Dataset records
------------------------------------------------------------------------

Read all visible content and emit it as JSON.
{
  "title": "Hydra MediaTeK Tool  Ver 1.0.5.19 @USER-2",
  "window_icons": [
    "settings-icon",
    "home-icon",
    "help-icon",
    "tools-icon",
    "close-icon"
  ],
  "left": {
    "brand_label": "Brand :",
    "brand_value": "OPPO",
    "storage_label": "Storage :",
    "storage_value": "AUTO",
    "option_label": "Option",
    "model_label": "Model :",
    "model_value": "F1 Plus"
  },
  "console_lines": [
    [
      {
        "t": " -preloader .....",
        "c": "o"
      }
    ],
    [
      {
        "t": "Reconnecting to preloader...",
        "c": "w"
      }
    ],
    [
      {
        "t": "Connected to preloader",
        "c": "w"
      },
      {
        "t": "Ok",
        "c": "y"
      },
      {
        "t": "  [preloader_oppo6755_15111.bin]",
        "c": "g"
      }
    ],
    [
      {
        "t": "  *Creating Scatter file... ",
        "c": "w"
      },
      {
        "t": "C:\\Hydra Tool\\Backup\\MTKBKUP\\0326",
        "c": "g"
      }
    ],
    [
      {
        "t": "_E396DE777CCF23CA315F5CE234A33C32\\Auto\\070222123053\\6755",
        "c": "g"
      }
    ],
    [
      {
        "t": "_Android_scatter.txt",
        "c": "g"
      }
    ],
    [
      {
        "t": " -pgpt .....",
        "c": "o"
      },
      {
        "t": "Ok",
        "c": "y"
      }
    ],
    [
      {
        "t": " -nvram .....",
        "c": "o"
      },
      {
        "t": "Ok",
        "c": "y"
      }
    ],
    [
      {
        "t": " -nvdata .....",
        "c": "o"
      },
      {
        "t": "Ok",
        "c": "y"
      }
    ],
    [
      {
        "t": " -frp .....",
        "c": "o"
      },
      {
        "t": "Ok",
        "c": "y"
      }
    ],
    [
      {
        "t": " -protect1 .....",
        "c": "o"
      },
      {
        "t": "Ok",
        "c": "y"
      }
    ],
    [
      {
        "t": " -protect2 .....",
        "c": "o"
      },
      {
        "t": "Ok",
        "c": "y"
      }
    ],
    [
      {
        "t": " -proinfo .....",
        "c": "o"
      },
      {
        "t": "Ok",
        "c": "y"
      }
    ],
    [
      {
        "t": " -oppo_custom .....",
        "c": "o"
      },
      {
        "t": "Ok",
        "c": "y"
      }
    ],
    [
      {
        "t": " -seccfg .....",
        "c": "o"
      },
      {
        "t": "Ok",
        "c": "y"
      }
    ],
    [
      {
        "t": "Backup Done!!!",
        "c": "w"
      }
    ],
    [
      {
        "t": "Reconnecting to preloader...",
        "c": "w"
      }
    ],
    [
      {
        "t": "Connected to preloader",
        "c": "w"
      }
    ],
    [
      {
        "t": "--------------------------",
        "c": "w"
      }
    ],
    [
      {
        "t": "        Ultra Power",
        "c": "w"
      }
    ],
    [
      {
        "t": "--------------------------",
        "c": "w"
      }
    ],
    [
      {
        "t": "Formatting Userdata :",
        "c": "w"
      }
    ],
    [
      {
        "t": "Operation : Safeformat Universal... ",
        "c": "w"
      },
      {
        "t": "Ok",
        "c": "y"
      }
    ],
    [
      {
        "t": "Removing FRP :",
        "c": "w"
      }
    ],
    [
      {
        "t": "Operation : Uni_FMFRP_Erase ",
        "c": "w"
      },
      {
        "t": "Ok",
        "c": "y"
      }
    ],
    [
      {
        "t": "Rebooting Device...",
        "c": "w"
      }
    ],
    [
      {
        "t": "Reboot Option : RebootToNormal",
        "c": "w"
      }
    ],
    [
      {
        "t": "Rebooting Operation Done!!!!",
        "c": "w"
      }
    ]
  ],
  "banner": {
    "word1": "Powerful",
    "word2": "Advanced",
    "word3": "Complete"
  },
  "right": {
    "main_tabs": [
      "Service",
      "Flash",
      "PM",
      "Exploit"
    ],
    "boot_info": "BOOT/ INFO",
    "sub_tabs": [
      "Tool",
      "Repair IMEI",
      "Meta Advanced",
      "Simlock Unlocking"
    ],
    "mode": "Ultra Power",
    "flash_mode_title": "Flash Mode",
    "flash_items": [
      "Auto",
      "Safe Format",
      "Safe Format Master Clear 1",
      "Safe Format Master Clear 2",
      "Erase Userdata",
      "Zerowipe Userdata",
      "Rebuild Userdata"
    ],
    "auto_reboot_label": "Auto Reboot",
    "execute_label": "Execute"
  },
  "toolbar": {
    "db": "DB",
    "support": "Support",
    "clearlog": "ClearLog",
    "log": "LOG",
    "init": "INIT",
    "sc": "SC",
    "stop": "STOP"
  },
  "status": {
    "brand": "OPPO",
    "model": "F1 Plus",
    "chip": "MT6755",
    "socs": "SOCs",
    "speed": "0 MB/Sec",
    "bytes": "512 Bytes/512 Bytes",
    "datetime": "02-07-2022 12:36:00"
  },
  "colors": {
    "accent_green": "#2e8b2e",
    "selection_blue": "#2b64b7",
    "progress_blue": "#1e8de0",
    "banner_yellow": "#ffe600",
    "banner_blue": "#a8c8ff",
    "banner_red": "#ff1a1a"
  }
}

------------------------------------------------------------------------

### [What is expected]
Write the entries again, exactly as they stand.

### [Response]
Read all visible content and emit it as JSON.
{
  "title": "Hydra MediaTeK Tool  Ver 1.0.5.19 @USER-2",
  "window_icons": [
    "settings-icon",
    "home-icon",
    "help-icon",
    "tools-icon",
    "close-icon"
  ],
  "left": {
    "brand_label": "Brand :",
    "brand_value": "OPPO",
    "storage_label": "Storage :",
    "storage_value": "AUTO",
    "option_label": "Option",
    "model_label": "Model :",
    "model_value": "F1 Plus"
  },
  "console_lines": [
    [
      {
        "t": " -preloader .....",
        "c": "o"
      }
    ],
    [
      {
        "t": "Reconnecting to preloader...",
        "c": "w"
      }
    ],
    [
      {
        "t": "Connected to preloader",
        "c": "w"
      },
      {
        "t": "Ok",
        "c": "y"
      },
      {
        "t": "  [preloader_oppo6755_15111.bin]",
        "c": "g"
      }
    ],
    [
      {
        "t": "  *Creating Scatter file... ",
        "c": "w"
      },
      {
        "t": "C:\\Hydra Tool\\Backup\\MTKBKUP\\0326",
        "c": "g"
      }
    ],
    [
      {
        "t": "_E396DE777CCF23CA315F5CE234A33C32\\Auto\\070222123053\\6755",
        "c": "g"
      }
    ],
    [
      {
        "t": "_Android_scatter.txt",
        "c": "g"
      }
    ],
    [
      {
        "t": " -pgpt .....",
        "c": "o"
      },
      {
        "t": "Ok",
        "c": "y"
      }
    ],
    [
      {
        "t": " -nvram .....",
        "c": "o"
      },
      {
        "t": "Ok",
        "c": "y"
      }
    ],
    [
      {
        "t": " -nvdata .....",
        "c": "o"
      },
      {
        "t": "Ok",
        "c": "y"
      }
    ],
    [
      {
        "t": " -frp .....",
        "c": "o"
      },
      {
        "t": "Ok",
        "c": "y"
      }
    ],
    [
      {
        "t": " -protect1 .....",
        "c": "o"
      },
      {
        "t": "Ok",
        "c": "y"
      }
    ],
    [
      {
        "t": " -protect2 .....",
        "c": "o"
      },
      {
        "t": "Ok",
        "c": "y"
      }
    ],
    [
      {
        "t": " -proinfo .....",
        "c": "o"
      },
      {
        "t": "Ok",
        "c": "y"
      }
    ],
    [
      {
        "t": " -oppo_custom .....",
        "c": "o"
      },
      {
        "t": "Ok",
        "c": "y"
      }
    ],
    [
      {
        "t": " -seccfg .....",
        "c": "o"
      },
      {
        "t": "Ok",
        "c": "y"
      }
    ],
    [
      {
        "t": "Backup Done!!!",
        "c": "w"
      }
    ],
    [
      {
        "t": "Reconnecting to preloader...",
        "c": "w"
      }
    ],
    [
      {
        "t": "Connected to preloader",
        "c": "w"
      }
    ],
    [
      {
        "t": "--------------------------",
        "c": "w"
      }
    ],
    [
      {
        "t": "        Ultra Power",
        "c": "w"
      }
    ],
    [
      {
        "t": "--------------------------",
        "c": "w"
      }
    ],
    [
      {
        "t": "Formatting Userdata :",
        "c": "w"
      }
    ],
    [
      {
        "t": "Operation : Safeformat Universal... ",
        "c": "w"
      },
      {
        "t": "Ok",
        "c": "y"
      }
    ],
    [
      {
        "t": "Removing FRP :",
        "c": "w"
      }
    ],
    [
      {
        "t": "Operation : Uni_FMFRP_Erase ",
        "c": "w"
      },
      {
        "t": "Ok",
        "c": "y"
      }
    ],
    [
      {
        "t": "Rebooting Device...",
        "c": "w"
      }
    ],
    [
      {
        "t": "Reboot Option : RebootToNormal",
        "c": "w"
      }
    ],
    [
      {
        "t": "Rebooting Operation Done!!!!",
        "c": "w"
      }
    ]
  ],
  "banner": {
    "word1": "Powerful",
    "word2": "Advanced",
    "word3": "Complete"
  },
  "right": {
    "main_tabs": [
      "Service",
      "Flash",
      "PM",
      "Exploit"
    ],
    "boot_info": "BOOT/ INFO",
    "sub_tabs": [
      "Tool",
      "Repair IMEI",
      "Meta Advanced",
      "Simlock Unlocking"
    ],
    "mode": "Ultra Power",
    "flash_mode_title": "Flash Mode",
    "flash_items": [
      "Auto",
      "Safe Format",
      "Safe Format Master Clear 1",
      "Safe Format Master Clear 2",
      "Erase Userdata",
      "Zerowipe Userdata",
      "Rebuild Userdata"
    ],
    "auto_reboot_label": "Auto Reboot",
    "execute_label": "Execute"
  },
  "toolbar": {
    "db": "DB",
    "support": "Support",
    "clearlog": "ClearLog",
    "log": "LOG",
    "init": "INIT",
    "sc": "SC",
    "stop": "STOP"
  },
  "status": {
    "brand": "OPPO",
    "model": "F1 Plus",
    "chip": "MT6755",
    "socs": "SOCs",
    "speed": "0 MB/Sec",
    "bytes": "512 Bytes/512 Bytes",
    "datetime": "02-07-2022 12:36:00"
  },
  "colors": {
    "accent_green": "#2e8b2e",
    "selection_blue": "#2b64b7",
    "progress_blue": "#1e8de0",
    "banner_yellow": "#ffe600",
    "banner_blue": "#a8c8ff",
    "banner_red": "#ff1a1a"
  }
}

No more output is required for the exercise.